◆ Assignment:
The answer is a number and nothing else: the count of lines in these entries containing the word "None".

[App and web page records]
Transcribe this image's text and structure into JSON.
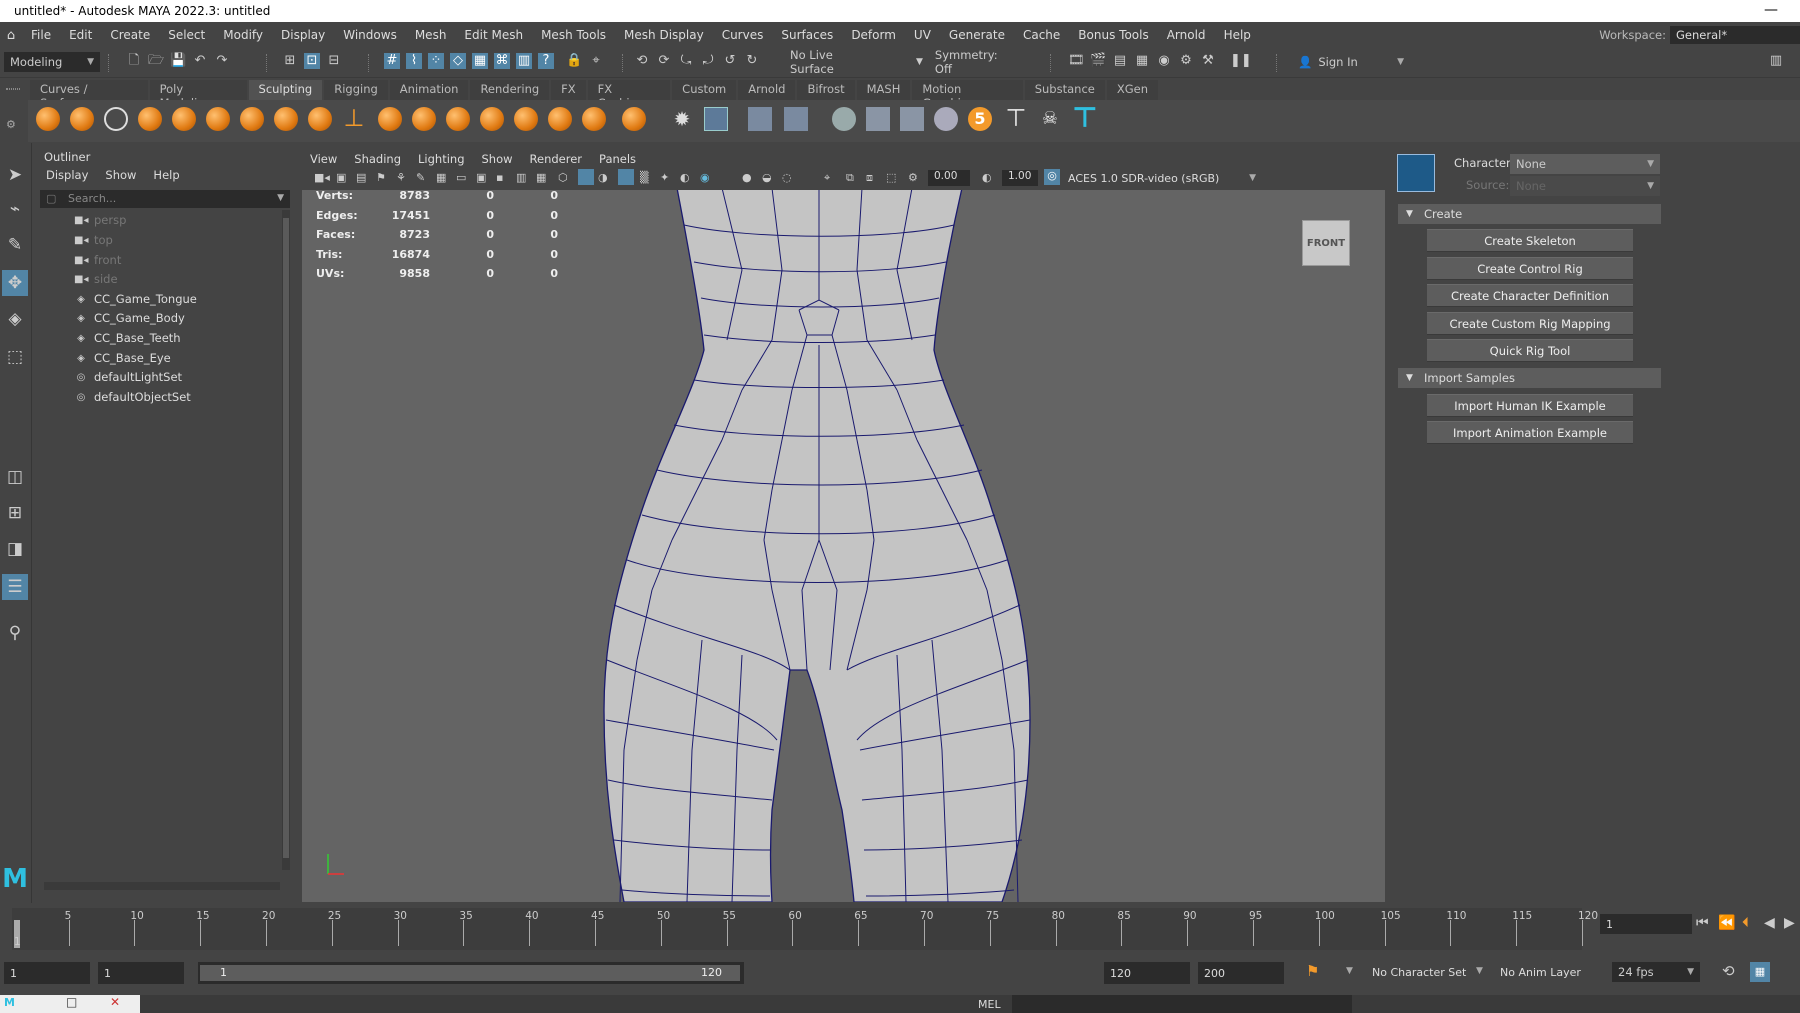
{
  "title": "untitled* - Autodesk MAYA 2022.3: untitled",
  "menu": [
    "File",
    "Edit",
    "Create",
    "Select",
    "Modify",
    "Display",
    "Windows",
    "Mesh",
    "Edit Mesh",
    "Mesh Tools",
    "Mesh Display",
    "Curves",
    "Surfaces",
    "Deform",
    "UV",
    "Generate",
    "Cache",
    "Bonus Tools",
    "Arnold",
    "Help"
  ],
  "workspace": {
    "label": "Workspace:",
    "value": "General*"
  },
  "statusline": {
    "mode": "Modeling",
    "live_surface": "No Live Surface",
    "symmetry": "Symmetry: Off",
    "sign_in": "Sign In"
  },
  "shelf_tabs": [
    "Curves / Surfaces",
    "Poly Modeling",
    "Sculpting",
    "Rigging",
    "Animation",
    "Rendering",
    "FX",
    "FX Caching",
    "Custom",
    "Arnold",
    "Bifrost",
    "MASH",
    "Motion Graphics",
    "Substance",
    "XGen"
  ],
  "shelf_active": "Sculpting",
  "outliner": {
    "title": "Outliner",
    "menu": [
      "Display",
      "Show",
      "Help"
    ],
    "search_placeholder": "Search...",
    "items": [
      {
        "label": "persp",
        "icon": "camera-icon",
        "dim": true
      },
      {
        "label": "top",
        "icon": "camera-icon",
        "dim": true
      },
      {
        "label": "front",
        "icon": "camera-icon",
        "dim": true
      },
      {
        "label": "side",
        "icon": "camera-icon",
        "dim": true
      },
      {
        "label": "CC_Game_Tongue",
        "icon": "mesh-icon",
        "dim": false
      },
      {
        "label": "CC_Game_Body",
        "icon": "mesh-icon",
        "dim": false
      },
      {
        "label": "CC_Base_Teeth",
        "icon": "mesh-icon",
        "dim": false
      },
      {
        "label": "CC_Base_Eye",
        "icon": "mesh-icon",
        "dim": false
      },
      {
        "label": "defaultLightSet",
        "icon": "set-icon",
        "dim": false
      },
      {
        "label": "defaultObjectSet",
        "icon": "set-icon",
        "dim": false
      }
    ]
  },
  "viewport": {
    "menu": [
      "View",
      "Shading",
      "Lighting",
      "Show",
      "Renderer",
      "Panels"
    ],
    "exposure": "0.00",
    "gamma": "1.00",
    "colorspace": "ACES 1.0 SDR-video (sRGB)",
    "view_cube": "FRONT",
    "hud": [
      {
        "label": "Verts:",
        "a": "8783",
        "b": "0",
        "c": "0"
      },
      {
        "label": "Edges:",
        "a": "17451",
        "b": "0",
        "c": "0"
      },
      {
        "label": "Faces:",
        "a": "8723",
        "b": "0",
        "c": "0"
      },
      {
        "label": "Tris:",
        "a": "16874",
        "b": "0",
        "c": "0"
      },
      {
        "label": "UVs:",
        "a": "9858",
        "b": "0",
        "c": "0"
      }
    ]
  },
  "hik": {
    "character_label": "Character:",
    "character_value": "None",
    "source_label": "Source:",
    "source_value": "None",
    "create_title": "Create",
    "create_buttons": [
      "Create Skeleton",
      "Create Control Rig",
      "Create Character Definition",
      "Create Custom Rig Mapping",
      "Quick Rig Tool"
    ],
    "import_title": "Import Samples",
    "import_buttons": [
      "Import Human IK Example",
      "Import Animation Example"
    ]
  },
  "timeline": {
    "labels": [
      "1",
      "5",
      "10",
      "15",
      "20",
      "25",
      "30",
      "35",
      "40",
      "45",
      "50",
      "55",
      "60",
      "65",
      "70",
      "75",
      "80",
      "85",
      "90",
      "95",
      "100",
      "105",
      "110",
      "115",
      "120"
    ],
    "current_frame": "1"
  },
  "range": {
    "start": "1",
    "playback_start": "1",
    "slider_start": "1",
    "slider_end": "120",
    "playback_end": "120",
    "end": "200",
    "char_set": "No Character Set",
    "anim_layer": "No Anim Layer",
    "fps": "24 fps"
  },
  "cmd": {
    "label": "MEL"
  },
  "colors": {
    "accent": "#5285a6",
    "mesh_wire": "#1a1a6e",
    "mesh_fill": "#c4c4c4",
    "viewport_bg": "#646464",
    "shelf_icon": "#f39a2b"
  }
}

◆ Output for this exercise:
2